I don’t know about you, but I’m over the monthly planner inserts that I keep seeing. Most of them don’t fit my personal aesthetic. So, I decided to try my hand at making my own using MS Publisher. Once you have the Publisher file set-up the way you like, it’s just a matter of reprinting the file on another set of pages. Let’s assume that you have a monthly planner file ready, in Publisher, Word, Acrobat, Excel – whatever strikes your fancy. How do you print the monthly inserts in a way that emulates the pros?
Today’s supplies list
- 1 piece of 12X12 patterned cardstock
- 1 piece of 8.5X11 white 65# cardstock
- Computer, printer and editing software
- Paper trimmer
1. Choose a piece of Scrapbooking paper
Scrapbooking paper is usually beautiful and covered in patterns. You’ll want to select a piece that meets these qualifications:
- Blank on the back
- At least as wide and as long as the file format calls for
- A pattern that you like/love
- A pattern that you’re not likely to use in your regular crafting (this is a good opportunity to use up those random pages you like, but don’t know when you’ll be able to use)
- Cardstock-thick – not regular patterned paper-thin
2. Trim your paper
My printer is picky. If the dimensions of the page in the feed don’t match the dimensions specified in the file format, it will dig its heels in and refuse to play. I don’t feel like putting up with that, or babying my printer, so I trimmed the page down to standard letter size using my rotary trimmer.
I also grabbed an extra page of Recollections white cardstock from my stash before heading to my printer.
3. Print the left half of your monthly planner spread
Just insert the page into the printer – make sure you’ve got it faced in such a way that your printer will print on the blank side of the scrapbook paper – and print!
4. Print the right half of your monthly planner spread
I selected each side and sent separate print commands because my printer is just that cranky. When I had the right side printed correctly, I flipped it over (my printer doesn’t duplex) and printed a page of dot-grid paper on the back. This will become the first page of my September bullet journal.

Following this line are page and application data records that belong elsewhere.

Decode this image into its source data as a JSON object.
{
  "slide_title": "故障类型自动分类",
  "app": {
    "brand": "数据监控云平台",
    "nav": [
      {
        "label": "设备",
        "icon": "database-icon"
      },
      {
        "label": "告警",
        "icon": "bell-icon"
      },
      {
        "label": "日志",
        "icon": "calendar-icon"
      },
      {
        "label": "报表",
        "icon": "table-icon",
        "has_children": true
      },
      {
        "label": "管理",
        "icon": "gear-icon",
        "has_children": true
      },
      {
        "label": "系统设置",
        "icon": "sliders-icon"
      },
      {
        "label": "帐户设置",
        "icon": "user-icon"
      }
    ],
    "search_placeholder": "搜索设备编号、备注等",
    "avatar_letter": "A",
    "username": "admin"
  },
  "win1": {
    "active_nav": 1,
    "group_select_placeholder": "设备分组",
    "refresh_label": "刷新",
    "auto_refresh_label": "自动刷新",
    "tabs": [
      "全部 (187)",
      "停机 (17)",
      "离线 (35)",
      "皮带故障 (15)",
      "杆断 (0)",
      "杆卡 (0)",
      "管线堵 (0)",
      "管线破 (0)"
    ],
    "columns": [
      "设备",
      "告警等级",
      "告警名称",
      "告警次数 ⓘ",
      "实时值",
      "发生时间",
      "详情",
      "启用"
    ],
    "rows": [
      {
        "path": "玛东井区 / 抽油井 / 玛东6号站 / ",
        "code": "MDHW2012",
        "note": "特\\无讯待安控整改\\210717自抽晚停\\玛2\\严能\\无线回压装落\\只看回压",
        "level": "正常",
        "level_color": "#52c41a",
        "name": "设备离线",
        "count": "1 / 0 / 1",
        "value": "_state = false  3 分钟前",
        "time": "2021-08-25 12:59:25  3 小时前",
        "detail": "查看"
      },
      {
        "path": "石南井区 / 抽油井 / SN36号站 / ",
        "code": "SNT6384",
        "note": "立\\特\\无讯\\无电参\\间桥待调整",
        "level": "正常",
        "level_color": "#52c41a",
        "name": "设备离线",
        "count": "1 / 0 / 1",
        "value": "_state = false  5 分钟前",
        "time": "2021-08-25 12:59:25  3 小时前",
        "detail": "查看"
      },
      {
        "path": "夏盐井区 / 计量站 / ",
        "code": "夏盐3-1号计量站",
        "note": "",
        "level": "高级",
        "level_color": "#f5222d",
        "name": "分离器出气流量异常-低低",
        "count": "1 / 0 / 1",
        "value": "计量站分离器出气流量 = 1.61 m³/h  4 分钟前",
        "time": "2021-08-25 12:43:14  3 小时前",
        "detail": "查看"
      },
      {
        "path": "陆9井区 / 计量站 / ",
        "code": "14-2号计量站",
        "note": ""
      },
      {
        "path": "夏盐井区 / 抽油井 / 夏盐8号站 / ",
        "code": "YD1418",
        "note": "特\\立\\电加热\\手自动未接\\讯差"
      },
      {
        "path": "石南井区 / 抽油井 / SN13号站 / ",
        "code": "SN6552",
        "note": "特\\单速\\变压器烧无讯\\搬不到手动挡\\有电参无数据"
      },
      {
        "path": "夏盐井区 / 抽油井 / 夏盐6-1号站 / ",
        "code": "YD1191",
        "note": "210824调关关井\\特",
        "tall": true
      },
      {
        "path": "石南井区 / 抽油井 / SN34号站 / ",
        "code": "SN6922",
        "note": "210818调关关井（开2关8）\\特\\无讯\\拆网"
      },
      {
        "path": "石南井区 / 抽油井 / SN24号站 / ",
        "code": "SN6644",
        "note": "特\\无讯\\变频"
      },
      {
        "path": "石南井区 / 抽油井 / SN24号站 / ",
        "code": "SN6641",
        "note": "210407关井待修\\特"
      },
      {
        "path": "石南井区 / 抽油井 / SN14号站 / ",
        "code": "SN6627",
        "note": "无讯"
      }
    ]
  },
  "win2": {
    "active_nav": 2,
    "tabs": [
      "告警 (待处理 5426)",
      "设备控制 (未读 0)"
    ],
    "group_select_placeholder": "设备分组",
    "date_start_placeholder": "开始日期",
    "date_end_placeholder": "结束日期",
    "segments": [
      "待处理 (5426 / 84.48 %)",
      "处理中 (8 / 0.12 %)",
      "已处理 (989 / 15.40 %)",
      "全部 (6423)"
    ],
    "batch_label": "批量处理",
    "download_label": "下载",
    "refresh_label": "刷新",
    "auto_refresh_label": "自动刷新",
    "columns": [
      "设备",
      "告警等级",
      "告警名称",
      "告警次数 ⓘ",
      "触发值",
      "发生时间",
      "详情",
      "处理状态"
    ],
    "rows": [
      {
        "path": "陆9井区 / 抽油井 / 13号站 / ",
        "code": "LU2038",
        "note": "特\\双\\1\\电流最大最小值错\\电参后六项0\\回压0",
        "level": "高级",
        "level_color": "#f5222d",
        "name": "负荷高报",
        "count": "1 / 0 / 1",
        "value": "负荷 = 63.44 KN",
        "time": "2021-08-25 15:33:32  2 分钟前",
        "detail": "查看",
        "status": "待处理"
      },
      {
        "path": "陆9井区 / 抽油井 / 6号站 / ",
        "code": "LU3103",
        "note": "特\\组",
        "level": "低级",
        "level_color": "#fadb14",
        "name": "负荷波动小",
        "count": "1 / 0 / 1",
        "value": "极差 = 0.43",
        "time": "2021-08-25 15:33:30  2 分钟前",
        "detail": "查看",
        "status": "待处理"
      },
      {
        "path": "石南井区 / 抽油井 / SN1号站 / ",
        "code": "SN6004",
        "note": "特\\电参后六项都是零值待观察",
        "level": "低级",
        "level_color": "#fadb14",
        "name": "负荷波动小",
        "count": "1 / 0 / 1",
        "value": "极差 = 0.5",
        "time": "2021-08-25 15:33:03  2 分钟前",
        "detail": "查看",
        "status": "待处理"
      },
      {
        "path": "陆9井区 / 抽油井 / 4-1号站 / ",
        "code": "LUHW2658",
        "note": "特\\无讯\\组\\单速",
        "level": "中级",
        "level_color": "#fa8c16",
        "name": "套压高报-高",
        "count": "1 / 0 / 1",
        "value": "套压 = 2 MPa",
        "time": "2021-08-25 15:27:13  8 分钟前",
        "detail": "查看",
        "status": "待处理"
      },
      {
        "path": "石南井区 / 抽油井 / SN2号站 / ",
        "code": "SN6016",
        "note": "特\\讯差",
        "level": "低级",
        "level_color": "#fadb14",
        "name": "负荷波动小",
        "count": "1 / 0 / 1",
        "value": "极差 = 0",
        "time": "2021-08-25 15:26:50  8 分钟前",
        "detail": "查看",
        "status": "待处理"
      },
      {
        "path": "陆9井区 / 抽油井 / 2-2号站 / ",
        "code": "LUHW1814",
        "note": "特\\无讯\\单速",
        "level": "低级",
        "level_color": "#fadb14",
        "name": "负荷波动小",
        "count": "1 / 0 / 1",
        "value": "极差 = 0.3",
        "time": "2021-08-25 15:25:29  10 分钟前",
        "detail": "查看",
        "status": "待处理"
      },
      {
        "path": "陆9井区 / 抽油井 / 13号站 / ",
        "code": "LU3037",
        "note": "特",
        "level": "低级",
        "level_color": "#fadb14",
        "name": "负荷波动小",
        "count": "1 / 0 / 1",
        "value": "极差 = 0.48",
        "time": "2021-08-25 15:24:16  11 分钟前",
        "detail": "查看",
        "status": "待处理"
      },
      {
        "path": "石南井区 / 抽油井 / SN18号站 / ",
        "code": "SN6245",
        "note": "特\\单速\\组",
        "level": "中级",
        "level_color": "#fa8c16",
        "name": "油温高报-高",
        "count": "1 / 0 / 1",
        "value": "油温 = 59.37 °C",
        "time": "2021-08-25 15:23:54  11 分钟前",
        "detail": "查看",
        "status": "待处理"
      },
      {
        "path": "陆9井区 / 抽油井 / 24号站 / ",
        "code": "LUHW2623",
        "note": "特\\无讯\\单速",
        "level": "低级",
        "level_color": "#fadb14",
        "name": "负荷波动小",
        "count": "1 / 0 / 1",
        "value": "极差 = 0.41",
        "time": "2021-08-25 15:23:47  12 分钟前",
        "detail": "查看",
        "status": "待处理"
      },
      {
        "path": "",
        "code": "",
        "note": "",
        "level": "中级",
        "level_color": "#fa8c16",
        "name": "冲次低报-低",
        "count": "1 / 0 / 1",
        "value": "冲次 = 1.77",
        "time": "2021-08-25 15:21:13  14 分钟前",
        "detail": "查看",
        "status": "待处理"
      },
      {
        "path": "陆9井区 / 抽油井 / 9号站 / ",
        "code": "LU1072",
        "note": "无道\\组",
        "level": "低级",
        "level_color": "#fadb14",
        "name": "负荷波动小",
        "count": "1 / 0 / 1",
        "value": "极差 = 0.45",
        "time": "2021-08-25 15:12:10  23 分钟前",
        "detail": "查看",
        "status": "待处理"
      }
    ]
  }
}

5. Trim your pages
For my layouts, I added guidelines around the edges to help me line the pages up with my trimmer. I simply trimmed those off, and I had a two-page monthly planner spread sized to fit my Carpe Diem planner.
6. Get ready to start punching
If you have a punch ready for your planner, you can just punch and call it good. If, like me, you depend on a single-hole-punch, you need an extra step. I lined-up the manufacturer’s insert with my new pages, and marked where I needed to punch my holes. Then I lined my hole-punch up to those holes and punched.
Next week I’ll cover rounding the corners, setting-up and adding the monthly tab, adding the headers, and finishing-up the monthly layout.